───── DATASET ENTRIES ─────

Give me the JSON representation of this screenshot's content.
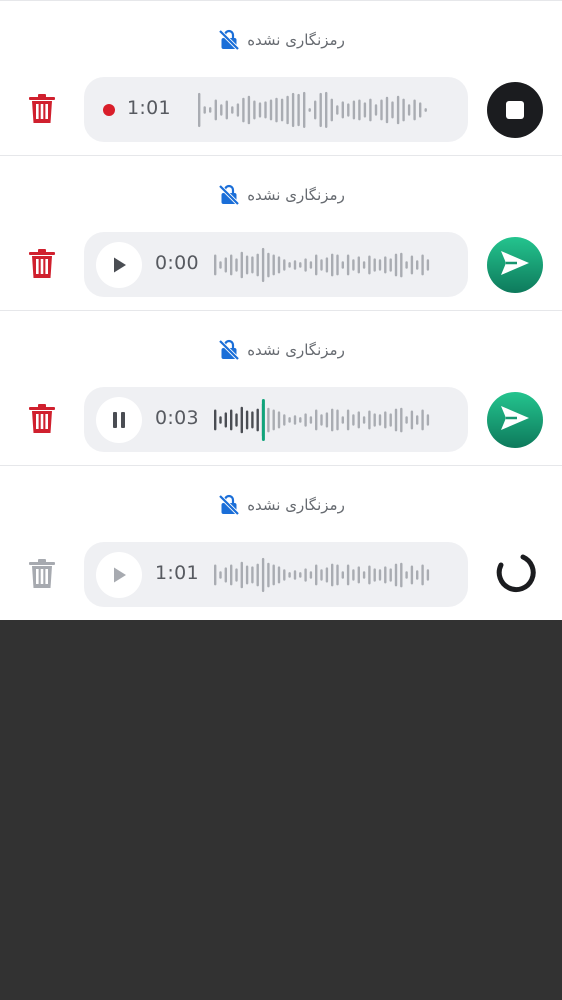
{
  "recordings": [
    {
      "encryption_label": "رمزنگاری نشده",
      "state": "recording",
      "time": "1:01",
      "action": "stop",
      "progress": 0,
      "trash_color": "#d0202e"
    },
    {
      "encryption_label": "رمزنگاری نشده",
      "state": "idle",
      "time": "0:00",
      "action": "send",
      "progress": 0,
      "trash_color": "#d0202e"
    },
    {
      "encryption_label": "رمزنگاری نشده",
      "state": "playing",
      "time": "0:03",
      "action": "send",
      "progress": 0.22,
      "trash_color": "#d0202e"
    },
    {
      "encryption_label": "رمزنگاری نشده",
      "state": "disabled",
      "time": "1:01",
      "action": "loading",
      "progress": 0,
      "trash_color": "#a7aab0"
    }
  ],
  "icons": {
    "delete": "trash-icon",
    "encryption": "lock-off-icon",
    "play": "play-icon",
    "pause": "pause-icon",
    "stop": "stop-icon",
    "send": "send-icon",
    "loading": "spinner-icon"
  },
  "colors": {
    "lock_icon": "#1a6ed8",
    "waveform": "#a9acb2",
    "waveform_played": "#4a4d53",
    "playhead": "#10a37a",
    "record_dot": "#d91e2a",
    "send_gradient": [
      "#24c48e",
      "#0e7a5c"
    ],
    "overlay": "#323232"
  }
}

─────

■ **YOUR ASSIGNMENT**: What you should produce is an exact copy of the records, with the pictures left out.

■ **RESULT OF THIS EXERCISE**:
Give me the JSON representation of this screenshot's content.
{
  "recordings": [
    {
      "encryption_label": "رمزنگاری نشده",
      "state": "recording",
      "time": "1:01",
      "action": "stop",
      "progress": 0,
      "trash_color": "#d0202e"
    },
    {
      "encryption_label": "رمزنگاری نشده",
      "state": "idle",
      "time": "0:00",
      "action": "send",
      "progress": 0,
      "trash_color": "#d0202e"
    },
    {
      "encryption_label": "رمزنگاری نشده",
      "state": "playing",
      "time": "0:03",
      "action": "send",
      "progress": 0.22,
      "trash_color": "#d0202e"
    },
    {
      "encryption_label": "رمزنگاری نشده",
      "state": "disabled",
      "time": "1:01",
      "action": "loading",
      "progress": 0,
      "trash_color": "#a7aab0"
    }
  ],
  "icons": {
    "delete": "trash-icon",
    "encryption": "lock-off-icon",
    "play": "play-icon",
    "pause": "pause-icon",
    "stop": "stop-icon",
    "send": "send-icon",
    "loading": "spinner-icon"
  },
  "colors": {
    "lock_icon": "#1a6ed8",
    "waveform": "#a9acb2",
    "waveform_played": "#4a4d53",
    "playhead": "#10a37a",
    "record_dot": "#d91e2a",
    "send_gradient": [
      "#24c48e",
      "#0e7a5c"
    ],
    "overlay": "#323232"
  }
}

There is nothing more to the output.